local knowledge Ethiopia_1sm Local knowledge is proving a valuable starting point in adapting Ethiopian farming systems to climate change and ensuring greater productivity to combat food insecurity. A new technical paper ...
The aim is to use this information to guide interventions that will build more intensive and climate-resilient systems. “Farming in Ethiopia is already severely affected by land degradation, a shortage of fodder for livestock and soil loss leading to lower productivity,” explains Aster Gebrekirstos, a scientist with the World Agroforestry Centre. “The future impacts of climate change will require these farming systems to be intensified but also sustainable.”
“For any future interventions to be successful, it will be vital to match the right components and management practices with current production systems and ecosystems.”
The researchers found distinct variation in farmers’ knowledge at different sites which was generally associated with the extent of land degradation, local management practices and constraints faced by the farmers.
Among the recommendations in the technical paper is to ensure that the valuable knowledge held within farming communities is taken into account when designing local interventions for sustainable intensification. “Farmers must be involved in decision-making when it comes to any interventions,” emphasizes Gebrekirstos.
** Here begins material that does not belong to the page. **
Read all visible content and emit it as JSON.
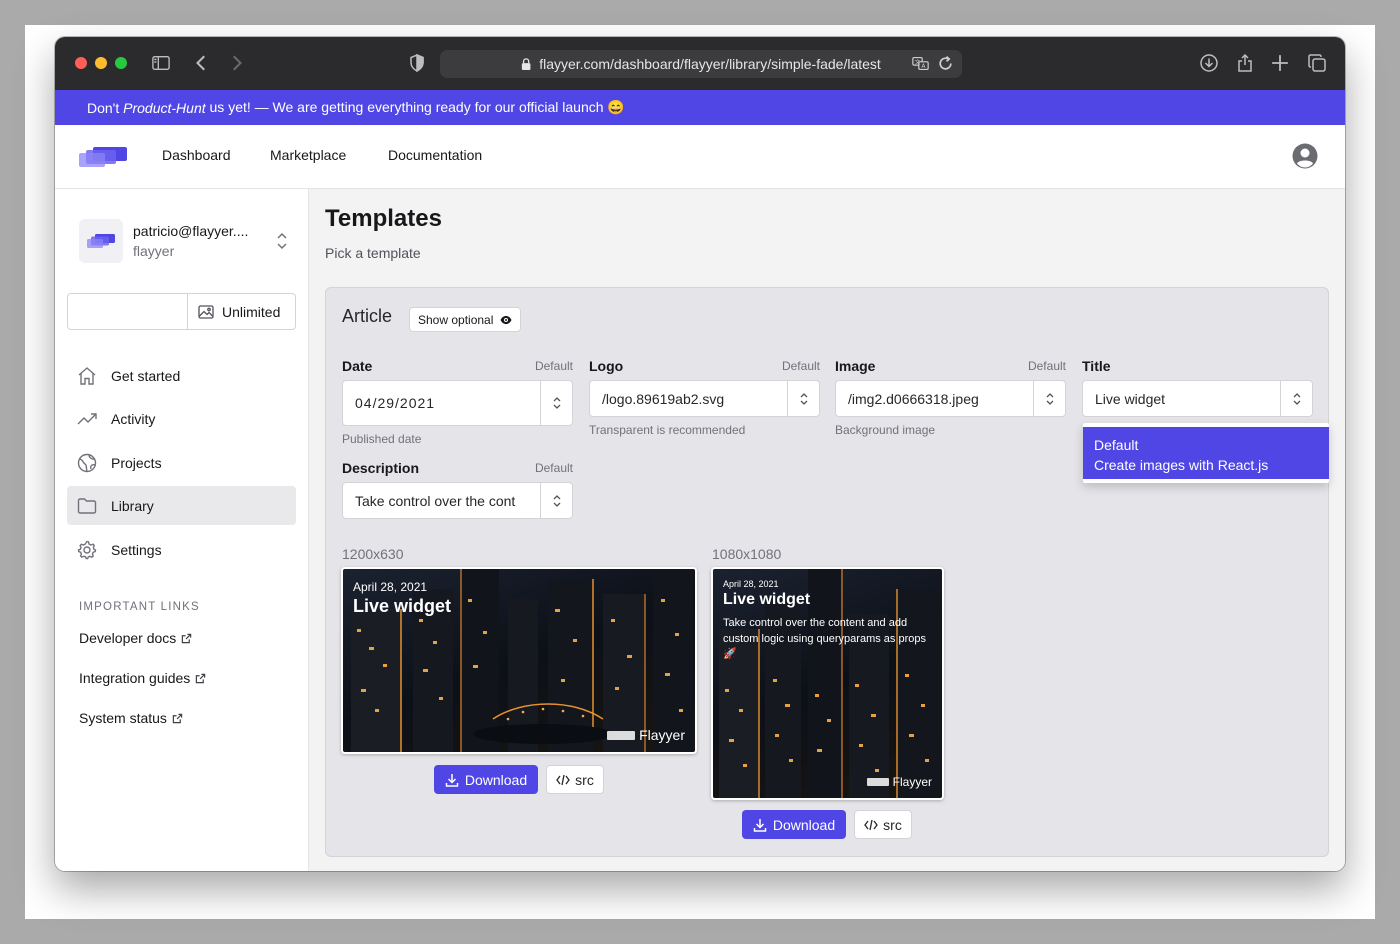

Because local knowledge can be location-specific and dependent on ecological and socio-economic situations, the authors of the technical paper advise against applying one intervention across a large area.